As background, this case began as a putative class action filed by another retirement fund in June of 2008.  The class action alleged that nearly thirty financial firms were liable under § 11 for false and misleading statements in the underwriting of billions of dollars in debt offerings made by a large investment bank before its collapse in 2008.  The Fund joined the class action, which reached a settlement in 2011, but the Fund chose to opt-out in order to pursue its claims individually.  The claims pursued by the Fund alleged violations that were identical to those in the class action.  When the Fund filed its complaint the trial court dismissed it as untimely under §13, and the Second Circuit affirmed the dismissal for the same reason.  The Fund then appealed to the Supreme Court.

The Fund argued that it should be allowed to pursue its claims because the three year time bar was tolled while the prior class action was pending.  The Fund primarily relied on American Pipe & Constr. Co. v. Utah, in which the Supreme Court held that the filing of a putative class action tolls the statute of limitations for all members of a proposed class who timely move to intervene after a court denies class certification.  The Court, however, distinguished the present case, explaining that (1) it would defy regular understanding to suggest that the Fund’s individual claim was the same “action” as the class action complaint and (2) that Congress changed the outside limit found in § 13 from 10 years to three years, which indicates its intent to have this section function as a statute of repose rather than a statute of limitations.  Because the three-year limit is a statute of repose rather than a statute of limitations, the majority determined that American Pipe was inapplicable.

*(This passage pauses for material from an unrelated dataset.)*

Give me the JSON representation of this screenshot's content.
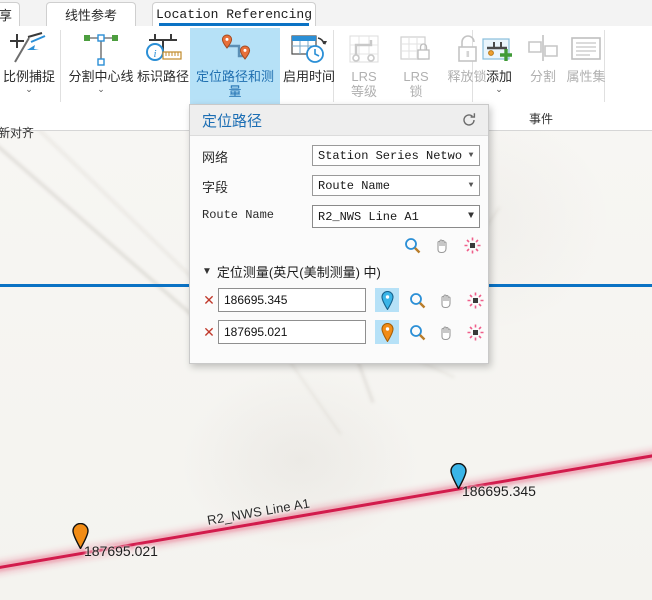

The opinion went on to say that “permitting a class action to splinter into individual suits…would threaten to alter and expand a defendant’s accountability, contradicting the substance of a statute of repose.”  Justice Kennedy and the majority ultimately deemed the spirit of the statute of repose an important one to respect, and affirmed the dismissal of the fund’s individual claims.

Justice Ginsburg filed a dissent, which was joined by Justices Breyer, Sotomayor, and Kagan. In her dissent, Justice Ginsburg agreed with the Fund by pointing out that this precedent could have the effect of rendering the opt-out right illusory as well as incentivizing defendants to move slowly in discovery and other pre-certifications for settlement in order to run the clock on plaintiffs’ potential to opt-out.  She also argued that in light of this opinion there would be a greater importance for courts and class counsel going forward to take an active role in ensuring that class members understand the right to opt-out, and the timelines for expiration of the period of repose.

The opinion can be found here: https://www.supremecourt.gov/opinions/16pdf/16-373_pm02.pdf.